**PROBLEM DESCRIPTION:** Which lines of the data below hold "true"? Copy each of them.

--- RECORDS SUPPLIED Enclosed Below ---

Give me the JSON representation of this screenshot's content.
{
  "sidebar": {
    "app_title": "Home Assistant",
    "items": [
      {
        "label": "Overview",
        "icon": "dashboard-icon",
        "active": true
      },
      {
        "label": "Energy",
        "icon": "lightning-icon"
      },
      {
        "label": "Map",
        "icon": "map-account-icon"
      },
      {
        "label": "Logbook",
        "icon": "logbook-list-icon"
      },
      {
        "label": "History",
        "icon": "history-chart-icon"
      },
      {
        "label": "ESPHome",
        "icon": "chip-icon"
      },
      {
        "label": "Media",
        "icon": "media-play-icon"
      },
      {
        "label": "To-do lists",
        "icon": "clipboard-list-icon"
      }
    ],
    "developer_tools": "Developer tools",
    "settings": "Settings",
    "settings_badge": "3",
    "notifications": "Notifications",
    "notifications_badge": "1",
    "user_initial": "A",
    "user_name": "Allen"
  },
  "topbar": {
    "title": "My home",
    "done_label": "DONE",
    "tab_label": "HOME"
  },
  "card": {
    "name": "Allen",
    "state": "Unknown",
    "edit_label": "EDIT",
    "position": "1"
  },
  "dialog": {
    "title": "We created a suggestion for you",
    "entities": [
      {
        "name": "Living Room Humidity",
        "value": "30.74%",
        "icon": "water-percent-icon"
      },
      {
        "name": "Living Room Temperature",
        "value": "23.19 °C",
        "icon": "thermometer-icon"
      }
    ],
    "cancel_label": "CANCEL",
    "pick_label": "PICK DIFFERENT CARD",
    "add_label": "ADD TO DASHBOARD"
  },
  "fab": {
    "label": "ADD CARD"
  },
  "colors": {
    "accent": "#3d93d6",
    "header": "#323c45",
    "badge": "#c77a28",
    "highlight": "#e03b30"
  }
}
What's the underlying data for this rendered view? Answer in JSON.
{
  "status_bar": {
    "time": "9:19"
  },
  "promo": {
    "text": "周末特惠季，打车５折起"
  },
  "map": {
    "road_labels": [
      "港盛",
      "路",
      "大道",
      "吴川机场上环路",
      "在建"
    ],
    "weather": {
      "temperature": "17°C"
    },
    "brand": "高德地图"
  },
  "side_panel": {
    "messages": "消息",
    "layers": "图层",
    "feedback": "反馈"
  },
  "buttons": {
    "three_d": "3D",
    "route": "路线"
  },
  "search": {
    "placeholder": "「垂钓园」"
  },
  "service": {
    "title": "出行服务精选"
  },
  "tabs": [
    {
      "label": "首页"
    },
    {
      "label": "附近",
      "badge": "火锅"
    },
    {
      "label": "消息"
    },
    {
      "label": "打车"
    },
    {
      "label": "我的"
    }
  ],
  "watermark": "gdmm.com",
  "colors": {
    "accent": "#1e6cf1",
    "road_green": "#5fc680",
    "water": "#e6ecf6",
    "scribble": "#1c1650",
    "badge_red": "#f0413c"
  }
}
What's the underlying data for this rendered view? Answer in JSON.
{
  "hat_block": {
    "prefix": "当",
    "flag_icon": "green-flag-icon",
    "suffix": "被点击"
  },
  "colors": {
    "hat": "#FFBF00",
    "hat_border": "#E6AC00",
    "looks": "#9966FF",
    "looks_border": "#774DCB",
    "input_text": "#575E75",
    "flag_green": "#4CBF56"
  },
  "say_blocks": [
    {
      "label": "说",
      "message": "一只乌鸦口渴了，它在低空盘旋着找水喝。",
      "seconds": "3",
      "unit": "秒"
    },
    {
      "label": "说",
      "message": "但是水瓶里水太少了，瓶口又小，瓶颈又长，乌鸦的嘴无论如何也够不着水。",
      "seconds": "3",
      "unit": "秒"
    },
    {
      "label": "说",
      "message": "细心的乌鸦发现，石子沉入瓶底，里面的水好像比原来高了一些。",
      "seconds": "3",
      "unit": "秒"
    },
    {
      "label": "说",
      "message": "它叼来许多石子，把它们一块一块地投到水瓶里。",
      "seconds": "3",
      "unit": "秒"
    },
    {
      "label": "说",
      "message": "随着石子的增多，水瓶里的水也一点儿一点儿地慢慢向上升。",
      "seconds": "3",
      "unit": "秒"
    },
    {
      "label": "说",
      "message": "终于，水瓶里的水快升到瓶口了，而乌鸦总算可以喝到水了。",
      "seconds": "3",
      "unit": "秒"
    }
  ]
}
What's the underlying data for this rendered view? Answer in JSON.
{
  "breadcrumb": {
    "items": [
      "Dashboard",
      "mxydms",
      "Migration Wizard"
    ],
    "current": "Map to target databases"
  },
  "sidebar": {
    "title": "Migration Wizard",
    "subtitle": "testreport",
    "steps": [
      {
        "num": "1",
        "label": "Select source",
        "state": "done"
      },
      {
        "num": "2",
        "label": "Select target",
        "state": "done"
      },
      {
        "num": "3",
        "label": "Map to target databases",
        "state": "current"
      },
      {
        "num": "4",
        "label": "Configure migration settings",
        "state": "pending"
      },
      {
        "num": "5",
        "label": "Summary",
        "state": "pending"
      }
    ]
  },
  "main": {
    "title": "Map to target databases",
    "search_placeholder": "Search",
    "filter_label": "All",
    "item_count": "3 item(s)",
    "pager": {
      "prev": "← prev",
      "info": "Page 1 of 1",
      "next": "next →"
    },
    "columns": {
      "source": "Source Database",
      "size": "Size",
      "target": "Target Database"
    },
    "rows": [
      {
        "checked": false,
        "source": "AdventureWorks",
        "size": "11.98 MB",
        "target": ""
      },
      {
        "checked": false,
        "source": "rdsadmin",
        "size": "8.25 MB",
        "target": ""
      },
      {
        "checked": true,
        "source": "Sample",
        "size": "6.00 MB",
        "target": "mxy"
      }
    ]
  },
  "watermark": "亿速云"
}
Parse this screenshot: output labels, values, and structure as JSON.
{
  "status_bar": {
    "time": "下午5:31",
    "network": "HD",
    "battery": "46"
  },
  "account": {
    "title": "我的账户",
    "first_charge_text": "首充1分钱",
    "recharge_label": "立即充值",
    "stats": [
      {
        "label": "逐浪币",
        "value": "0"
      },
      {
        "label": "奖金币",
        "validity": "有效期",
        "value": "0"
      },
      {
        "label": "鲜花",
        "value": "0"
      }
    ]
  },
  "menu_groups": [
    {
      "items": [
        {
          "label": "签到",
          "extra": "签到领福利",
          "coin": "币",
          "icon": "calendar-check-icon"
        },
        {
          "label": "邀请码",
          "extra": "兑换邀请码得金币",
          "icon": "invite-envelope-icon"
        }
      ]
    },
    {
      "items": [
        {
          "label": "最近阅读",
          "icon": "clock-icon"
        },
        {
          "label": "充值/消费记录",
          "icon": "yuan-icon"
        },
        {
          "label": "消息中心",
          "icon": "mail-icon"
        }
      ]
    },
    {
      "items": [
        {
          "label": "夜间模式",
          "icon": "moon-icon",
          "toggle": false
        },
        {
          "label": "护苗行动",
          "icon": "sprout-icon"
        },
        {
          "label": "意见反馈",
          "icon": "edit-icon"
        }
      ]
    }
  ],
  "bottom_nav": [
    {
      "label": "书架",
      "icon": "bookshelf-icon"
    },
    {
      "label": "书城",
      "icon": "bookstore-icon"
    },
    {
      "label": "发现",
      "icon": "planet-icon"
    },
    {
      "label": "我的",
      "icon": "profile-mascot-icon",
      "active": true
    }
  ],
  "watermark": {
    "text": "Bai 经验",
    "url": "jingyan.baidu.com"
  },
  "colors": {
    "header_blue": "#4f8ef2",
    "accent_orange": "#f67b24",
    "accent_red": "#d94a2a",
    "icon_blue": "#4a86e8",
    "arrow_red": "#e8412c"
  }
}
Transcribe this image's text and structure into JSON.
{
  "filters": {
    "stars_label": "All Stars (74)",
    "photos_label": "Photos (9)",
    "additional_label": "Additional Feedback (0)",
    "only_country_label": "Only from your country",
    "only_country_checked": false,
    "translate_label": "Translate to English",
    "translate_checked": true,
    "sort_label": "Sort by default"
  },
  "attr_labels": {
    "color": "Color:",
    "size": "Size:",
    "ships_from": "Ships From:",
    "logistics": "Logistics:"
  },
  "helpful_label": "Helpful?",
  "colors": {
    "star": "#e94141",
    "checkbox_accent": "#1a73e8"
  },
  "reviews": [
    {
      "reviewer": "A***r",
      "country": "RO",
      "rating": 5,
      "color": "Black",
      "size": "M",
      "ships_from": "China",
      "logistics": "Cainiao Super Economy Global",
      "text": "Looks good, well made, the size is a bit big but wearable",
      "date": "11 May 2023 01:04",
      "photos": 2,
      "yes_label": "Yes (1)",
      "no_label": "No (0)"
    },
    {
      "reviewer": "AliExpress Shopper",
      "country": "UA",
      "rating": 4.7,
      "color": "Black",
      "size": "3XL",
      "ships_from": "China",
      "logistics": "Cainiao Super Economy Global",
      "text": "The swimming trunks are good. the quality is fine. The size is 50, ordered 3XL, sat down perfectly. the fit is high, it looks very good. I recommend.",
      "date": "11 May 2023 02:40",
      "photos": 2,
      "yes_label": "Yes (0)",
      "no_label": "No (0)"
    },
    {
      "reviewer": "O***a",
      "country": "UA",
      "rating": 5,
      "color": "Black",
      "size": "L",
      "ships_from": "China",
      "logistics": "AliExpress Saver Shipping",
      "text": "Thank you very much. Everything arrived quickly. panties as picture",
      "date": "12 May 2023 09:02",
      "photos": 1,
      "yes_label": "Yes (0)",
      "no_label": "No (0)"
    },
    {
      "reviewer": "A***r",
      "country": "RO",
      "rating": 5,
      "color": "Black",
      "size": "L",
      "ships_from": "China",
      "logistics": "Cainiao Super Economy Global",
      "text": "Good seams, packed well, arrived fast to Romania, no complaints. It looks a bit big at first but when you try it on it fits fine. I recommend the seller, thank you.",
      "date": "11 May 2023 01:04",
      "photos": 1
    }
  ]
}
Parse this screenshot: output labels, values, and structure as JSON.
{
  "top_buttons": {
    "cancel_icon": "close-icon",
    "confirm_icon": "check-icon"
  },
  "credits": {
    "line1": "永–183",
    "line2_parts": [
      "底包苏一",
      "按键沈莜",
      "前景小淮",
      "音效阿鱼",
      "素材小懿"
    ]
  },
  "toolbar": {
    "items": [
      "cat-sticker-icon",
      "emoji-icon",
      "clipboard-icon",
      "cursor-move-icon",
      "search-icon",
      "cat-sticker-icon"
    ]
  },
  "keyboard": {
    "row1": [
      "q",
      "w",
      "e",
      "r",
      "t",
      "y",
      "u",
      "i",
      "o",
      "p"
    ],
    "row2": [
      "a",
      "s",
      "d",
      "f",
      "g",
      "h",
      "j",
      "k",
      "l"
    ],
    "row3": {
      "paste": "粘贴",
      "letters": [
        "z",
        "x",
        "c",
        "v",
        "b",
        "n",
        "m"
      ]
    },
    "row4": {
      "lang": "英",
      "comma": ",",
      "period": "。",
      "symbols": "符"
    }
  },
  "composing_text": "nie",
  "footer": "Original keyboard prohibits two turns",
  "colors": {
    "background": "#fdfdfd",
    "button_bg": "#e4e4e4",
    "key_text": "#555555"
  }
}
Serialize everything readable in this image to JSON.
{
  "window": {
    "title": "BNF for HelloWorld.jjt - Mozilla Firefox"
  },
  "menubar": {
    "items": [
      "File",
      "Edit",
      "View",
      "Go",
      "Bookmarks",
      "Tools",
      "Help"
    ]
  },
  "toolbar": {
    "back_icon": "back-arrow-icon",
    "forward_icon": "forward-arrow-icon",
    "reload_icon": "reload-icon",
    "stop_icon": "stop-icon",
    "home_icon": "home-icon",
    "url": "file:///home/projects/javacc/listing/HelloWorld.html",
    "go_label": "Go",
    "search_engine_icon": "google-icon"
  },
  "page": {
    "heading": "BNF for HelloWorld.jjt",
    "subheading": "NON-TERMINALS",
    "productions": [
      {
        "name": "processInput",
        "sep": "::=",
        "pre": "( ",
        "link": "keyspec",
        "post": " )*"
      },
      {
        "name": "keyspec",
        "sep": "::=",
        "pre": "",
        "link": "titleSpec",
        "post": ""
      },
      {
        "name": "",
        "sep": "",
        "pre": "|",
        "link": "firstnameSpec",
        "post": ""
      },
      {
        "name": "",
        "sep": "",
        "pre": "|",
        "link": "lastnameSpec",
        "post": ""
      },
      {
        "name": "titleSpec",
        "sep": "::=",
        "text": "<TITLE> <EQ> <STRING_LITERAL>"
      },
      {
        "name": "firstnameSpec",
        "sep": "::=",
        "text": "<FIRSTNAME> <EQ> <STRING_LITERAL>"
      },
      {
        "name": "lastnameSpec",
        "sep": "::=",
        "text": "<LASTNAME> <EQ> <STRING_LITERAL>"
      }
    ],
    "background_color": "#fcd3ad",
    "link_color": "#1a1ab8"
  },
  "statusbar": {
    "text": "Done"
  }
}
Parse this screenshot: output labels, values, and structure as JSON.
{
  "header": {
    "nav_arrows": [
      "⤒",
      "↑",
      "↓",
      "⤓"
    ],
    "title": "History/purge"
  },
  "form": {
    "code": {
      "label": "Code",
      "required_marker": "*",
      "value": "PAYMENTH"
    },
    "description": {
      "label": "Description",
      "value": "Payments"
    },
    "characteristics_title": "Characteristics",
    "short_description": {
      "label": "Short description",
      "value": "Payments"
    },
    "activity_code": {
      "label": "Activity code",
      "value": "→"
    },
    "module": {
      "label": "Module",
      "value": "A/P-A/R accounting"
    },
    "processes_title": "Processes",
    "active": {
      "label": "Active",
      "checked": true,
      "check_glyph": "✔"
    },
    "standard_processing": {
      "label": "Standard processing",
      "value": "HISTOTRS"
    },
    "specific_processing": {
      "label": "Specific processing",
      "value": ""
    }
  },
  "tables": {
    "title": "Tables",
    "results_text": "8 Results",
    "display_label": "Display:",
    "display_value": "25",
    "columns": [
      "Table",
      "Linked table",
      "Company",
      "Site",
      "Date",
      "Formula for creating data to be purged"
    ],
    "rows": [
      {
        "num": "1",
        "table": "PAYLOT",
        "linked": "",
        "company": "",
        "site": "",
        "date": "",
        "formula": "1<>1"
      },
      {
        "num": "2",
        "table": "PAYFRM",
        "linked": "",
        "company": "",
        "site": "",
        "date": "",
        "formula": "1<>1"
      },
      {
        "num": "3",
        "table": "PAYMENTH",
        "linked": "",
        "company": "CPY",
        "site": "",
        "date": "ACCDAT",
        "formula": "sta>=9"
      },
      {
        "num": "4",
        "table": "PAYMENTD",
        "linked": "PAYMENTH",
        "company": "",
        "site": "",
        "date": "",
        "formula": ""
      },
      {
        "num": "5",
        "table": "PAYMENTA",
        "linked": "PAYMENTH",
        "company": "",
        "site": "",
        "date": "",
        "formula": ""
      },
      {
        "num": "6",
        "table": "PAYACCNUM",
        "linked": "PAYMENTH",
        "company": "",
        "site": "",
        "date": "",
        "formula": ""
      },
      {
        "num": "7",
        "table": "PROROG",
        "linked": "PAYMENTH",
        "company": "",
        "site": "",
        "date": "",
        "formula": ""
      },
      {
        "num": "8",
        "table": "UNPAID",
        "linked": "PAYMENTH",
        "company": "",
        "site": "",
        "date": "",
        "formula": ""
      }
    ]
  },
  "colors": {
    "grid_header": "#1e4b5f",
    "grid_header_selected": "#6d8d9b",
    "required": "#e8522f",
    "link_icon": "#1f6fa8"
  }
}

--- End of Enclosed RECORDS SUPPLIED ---

**THE ANSWER:**
        "active": true
        "checked": true,
      "active": true
    "translate_checked": true,
      "checked": true,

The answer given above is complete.